For nearly a decade, researchers at the University of Illinois have studied the piglet as a translational model to understand which aspects of early brain development are affected by nutrition interventions. In a recent review article published in Advances in Nutrition, U of I animal scientist, Ryan Dilger, and Austin Mudd, a doctoral student in the neuroscience program, provide background for the work they do with nutrition and neurodevelopment using the piglet as a model.
In na article published in PloS One, Brazilian scientists details the genetic structure and molecular diversity of the varieties of cocoa grown in the state of Bahia for over 200 years and identifies trees resistant to witch's broom
New research, being published tomorrow in the journal Science, has uncovered a previously unknown means by which plants are able to regulate how their immune systems respond to pathogens.
Why do some trees die in a drought and others don't? And how can we predict where trees are most likely to die in future droughts? Scientists from the University of California, Davis, and colleagues examined those questions in a study published in the journal Ecology Letters.
Beneficial bacteria in the gut of moth larvae produce an antibiotic that kills competing bacteria which otherwise have detrimental effects on insect development. An international team of scientists under the direction of the Max Planck Institute for Chemical Ecology in Jena, Germany, were able to demonstrate for the first time that symbiotic Enterococcus mundtii bacteria secrete the antimicrobial peptide mundticin. It enters harmful germs in the gut of the African cotton leafworm and kills them.
New research shows that limpets can repair their damaged shells with biological material so that they are as strong as the originals. However, they are still vulnerable to multiple impacts and 'spalling' -- a well-known cause of failure in engineering materials such as concrete.
Together with collaborators in Austria, scientists at the Sainsbury Laboratory in Norwich are unraveling the complex mechanisms underlying plants' innate abilities to resist pests and pathogens. In a new paper published in Science, the team reveals how a class of endogenous plant peptides and their corresponding receptor regulate plant immune responses.
Some of the most important crops risk substantial damage from rising temperatures. To better assess how climate change caused by human greenhouse gas emissions will likely impact wheat, maize and soybean, an international team of scientists now ran an unprecedentedly comprehensive set of computer simulations of US crop yields. Importantly, the scientists find that increased irrigation can help to reduce the negative effects of global warming on crops -- but this is possible only in regions where sufficient water is available.
A new study published today in Botany demonstrates how herbaria can be valuable resources for studying the impact over time of large herbivores on perennial plant populations.
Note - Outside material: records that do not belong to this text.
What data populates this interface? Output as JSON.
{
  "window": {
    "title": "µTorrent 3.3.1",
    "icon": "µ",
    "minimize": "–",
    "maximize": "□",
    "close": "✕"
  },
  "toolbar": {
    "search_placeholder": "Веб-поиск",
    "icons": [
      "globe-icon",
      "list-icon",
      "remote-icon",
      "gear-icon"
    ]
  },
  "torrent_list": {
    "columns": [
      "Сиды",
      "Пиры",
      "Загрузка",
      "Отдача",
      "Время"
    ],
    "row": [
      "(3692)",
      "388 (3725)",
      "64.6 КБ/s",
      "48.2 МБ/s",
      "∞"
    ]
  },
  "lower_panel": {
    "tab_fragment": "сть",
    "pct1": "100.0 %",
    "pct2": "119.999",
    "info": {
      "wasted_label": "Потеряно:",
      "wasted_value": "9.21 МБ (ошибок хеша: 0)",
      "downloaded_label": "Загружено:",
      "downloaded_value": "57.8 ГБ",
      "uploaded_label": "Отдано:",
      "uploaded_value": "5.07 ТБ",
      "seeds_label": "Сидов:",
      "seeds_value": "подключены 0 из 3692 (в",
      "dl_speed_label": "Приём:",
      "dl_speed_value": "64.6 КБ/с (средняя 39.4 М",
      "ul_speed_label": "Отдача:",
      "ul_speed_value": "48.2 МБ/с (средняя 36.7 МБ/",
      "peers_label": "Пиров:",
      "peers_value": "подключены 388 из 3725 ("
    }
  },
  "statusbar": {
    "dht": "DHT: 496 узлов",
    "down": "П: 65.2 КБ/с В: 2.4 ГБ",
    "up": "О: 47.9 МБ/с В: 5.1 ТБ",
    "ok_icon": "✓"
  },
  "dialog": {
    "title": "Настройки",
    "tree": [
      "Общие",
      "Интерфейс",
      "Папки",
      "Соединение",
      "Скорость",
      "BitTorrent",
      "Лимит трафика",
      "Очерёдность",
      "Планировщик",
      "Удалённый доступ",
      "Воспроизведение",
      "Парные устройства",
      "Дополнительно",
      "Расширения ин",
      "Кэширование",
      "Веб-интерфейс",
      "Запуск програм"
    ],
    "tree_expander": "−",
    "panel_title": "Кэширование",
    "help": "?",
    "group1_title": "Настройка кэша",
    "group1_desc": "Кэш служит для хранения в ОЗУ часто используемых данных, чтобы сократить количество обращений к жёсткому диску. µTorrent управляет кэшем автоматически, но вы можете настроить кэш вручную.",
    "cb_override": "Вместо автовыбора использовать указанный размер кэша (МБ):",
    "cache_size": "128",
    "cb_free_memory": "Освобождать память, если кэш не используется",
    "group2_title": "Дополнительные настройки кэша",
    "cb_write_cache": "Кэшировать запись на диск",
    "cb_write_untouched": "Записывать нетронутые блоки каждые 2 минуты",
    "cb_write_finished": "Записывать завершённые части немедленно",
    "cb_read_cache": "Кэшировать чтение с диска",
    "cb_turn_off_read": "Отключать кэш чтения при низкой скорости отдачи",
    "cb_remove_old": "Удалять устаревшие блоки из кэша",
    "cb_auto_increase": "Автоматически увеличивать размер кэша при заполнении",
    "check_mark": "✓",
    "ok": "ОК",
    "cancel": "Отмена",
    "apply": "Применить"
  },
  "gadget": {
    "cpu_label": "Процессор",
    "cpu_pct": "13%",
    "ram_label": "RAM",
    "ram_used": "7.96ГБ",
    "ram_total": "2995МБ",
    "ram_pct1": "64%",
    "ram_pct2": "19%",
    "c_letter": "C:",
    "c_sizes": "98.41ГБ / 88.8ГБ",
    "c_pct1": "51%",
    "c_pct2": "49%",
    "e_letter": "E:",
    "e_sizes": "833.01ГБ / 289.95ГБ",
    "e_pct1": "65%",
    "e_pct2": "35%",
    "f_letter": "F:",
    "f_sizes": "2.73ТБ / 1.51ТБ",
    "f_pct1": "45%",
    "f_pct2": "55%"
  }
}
A new University of Washington study finds that one of Alaska's most abundant freshwater fish species is altering its breeding patterns in response to climate change, which could impact the ecology of northern lakes that already acutely feel the effects of a changing climate.